::: Extracted information
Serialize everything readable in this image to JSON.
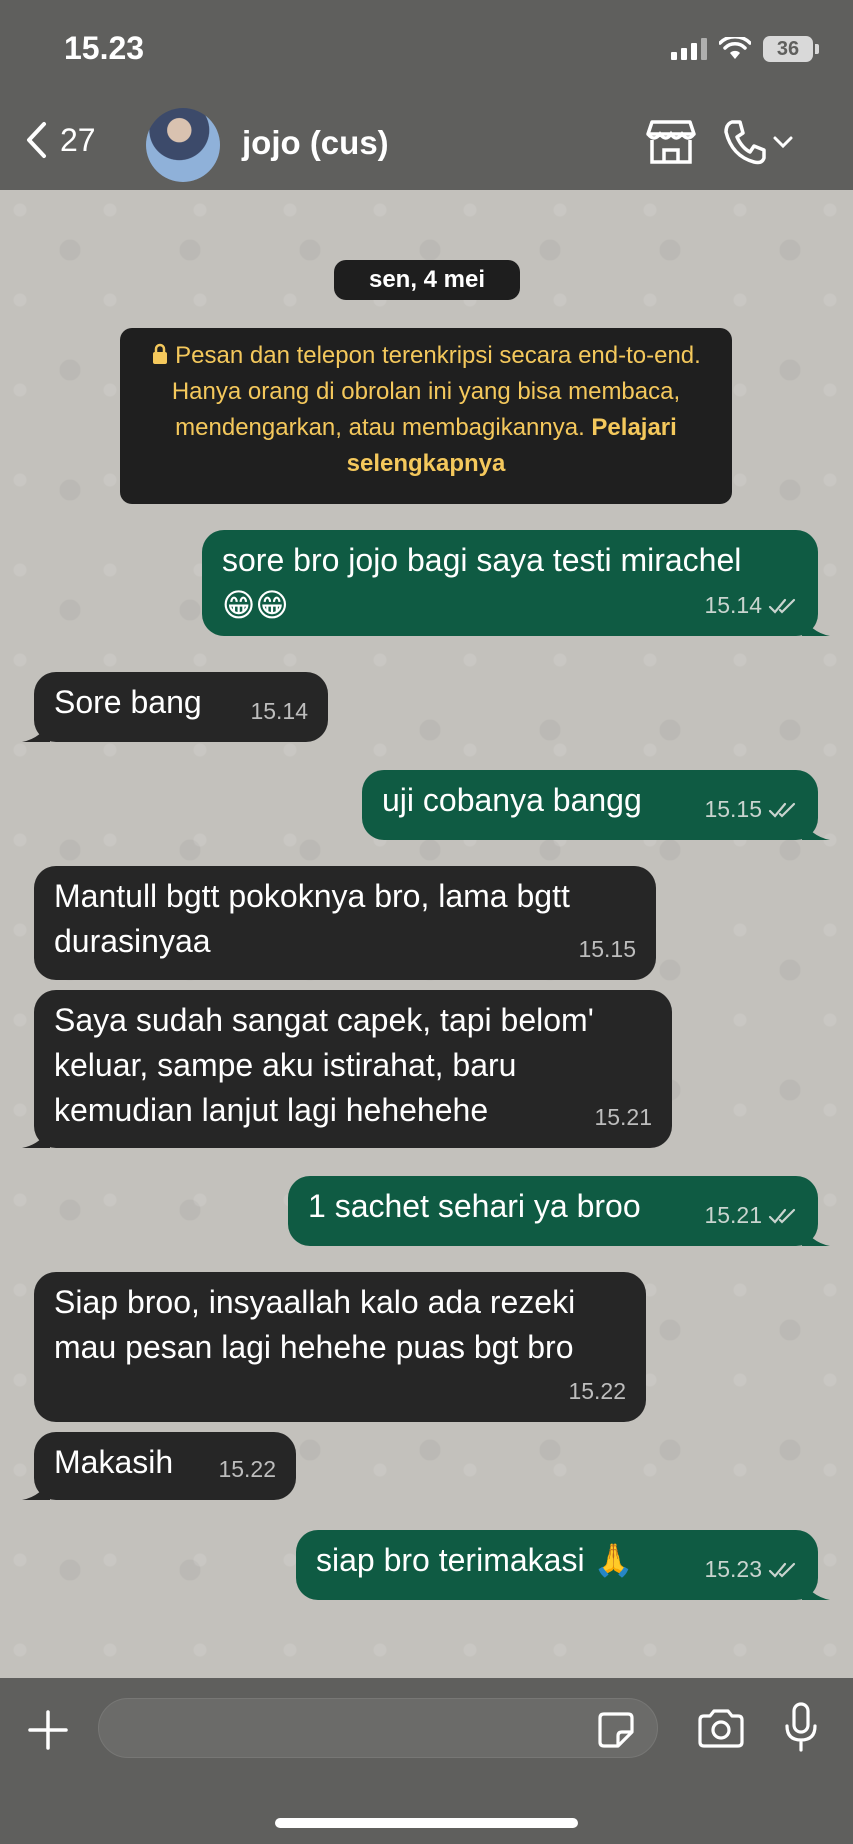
{
  "status_bar": {
    "time": "15.23",
    "battery": "36"
  },
  "header": {
    "back_count": "27",
    "contact_name": "jojo (cus)"
  },
  "chat": {
    "date_label": "sen, 4 mei",
    "encryption_notice": "Pesan dan telepon terenkripsi secara end-to-end. Hanya orang di obrolan ini yang bisa membaca, mendengarkan, atau membagikannya.",
    "encryption_link": "Pelajari selengkapnya",
    "messages": [
      {
        "dir": "out",
        "text": "sore bro jojo bagi saya testi mirachel\n😁😁",
        "time": "15.14",
        "read": true
      },
      {
        "dir": "in",
        "text": "Sore bang",
        "time": "15.14"
      },
      {
        "dir": "out",
        "text": "uji cobanya bangg",
        "time": "15.15",
        "read": true
      },
      {
        "dir": "in",
        "text": "Mantull bgtt pokoknya bro, lama bgtt\ndurasinyaa",
        "time": "15.15"
      },
      {
        "dir": "in",
        "text": "Saya sudah sangat capek, tapi belom'\nkeluar, sampe aku istirahat, baru\nkemudian lanjut lagi hehehehe",
        "time": "15.21"
      },
      {
        "dir": "out",
        "text": "1 sachet sehari ya broo",
        "time": "15.21",
        "read": true
      },
      {
        "dir": "in",
        "text": "Siap broo, insyaallah kalo ada rezeki\nmau pesan lagi hehehe puas bgt bro",
        "time": "15.22"
      },
      {
        "dir": "in",
        "text": "Makasih",
        "time": "15.22"
      },
      {
        "dir": "out",
        "text": "siap bro terimakasi 🙏",
        "time": "15.23",
        "read": true
      }
    ]
  },
  "input_bar": {
    "placeholder": ""
  },
  "icons": [
    "chevron-left-icon",
    "store-icon",
    "phone-icon",
    "chevron-down-icon",
    "plus-icon",
    "sticker-icon",
    "camera-icon",
    "mic-icon",
    "lock-icon",
    "double-check-icon"
  ],
  "colors": {
    "outgoing": "#0f5b43",
    "incoming": "#262626",
    "chat_bg": "#c3c1bc",
    "header_bg": "#5f5f5d",
    "notice_text": "#f4c85c"
  }
}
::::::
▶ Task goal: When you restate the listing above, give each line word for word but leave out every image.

▶ The answer:
Serialize everything readable in this image to JSON.
{
  "status_bar": {
    "time": "15.23",
    "battery": "36"
  },
  "header": {
    "back_count": "27",
    "contact_name": "jojo (cus)"
  },
  "chat": {
    "date_label": "sen, 4 mei",
    "encryption_notice": "Pesan dan telepon terenkripsi secara end-to-end. Hanya orang di obrolan ini yang bisa membaca, mendengarkan, atau membagikannya.",
    "encryption_link": "Pelajari selengkapnya",
    "messages": [
      {
        "dir": "out",
        "text": "sore bro jojo bagi saya testi mirachel\n😁😁",
        "time": "15.14",
        "read": true
      },
      {
        "dir": "in",
        "text": "Sore bang",
        "time": "15.14"
      },
      {
        "dir": "out",
        "text": "uji cobanya bangg",
        "time": "15.15",
        "read": true
      },
      {
        "dir": "in",
        "text": "Mantull bgtt pokoknya bro, lama bgtt\ndurasinyaa",
        "time": "15.15"
      },
      {
        "dir": "in",
        "text": "Saya sudah sangat capek, tapi belom'\nkeluar, sampe aku istirahat, baru\nkemudian lanjut lagi hehehehe",
        "time": "15.21"
      },
      {
        "dir": "out",
        "text": "1 sachet sehari ya broo",
        "time": "15.21",
        "read": true
      },
      {
        "dir": "in",
        "text": "Siap broo, insyaallah kalo ada rezeki\nmau pesan lagi hehehe puas bgt bro",
        "time": "15.22"
      },
      {
        "dir": "in",
        "text": "Makasih",
        "time": "15.22"
      },
      {
        "dir": "out",
        "text": "siap bro terimakasi 🙏",
        "time": "15.23",
        "read": true
      }
    ]
  },
  "input_bar": {
    "placeholder": ""
  },
  "icons": [
    "chevron-left-icon",
    "store-icon",
    "phone-icon",
    "chevron-down-icon",
    "plus-icon",
    "sticker-icon",
    "camera-icon",
    "mic-icon",
    "lock-icon",
    "double-check-icon"
  ],
  "colors": {
    "outgoing": "#0f5b43",
    "incoming": "#262626",
    "chat_bg": "#c3c1bc",
    "header_bg": "#5f5f5d",
    "notice_text": "#f4c85c"
  }
}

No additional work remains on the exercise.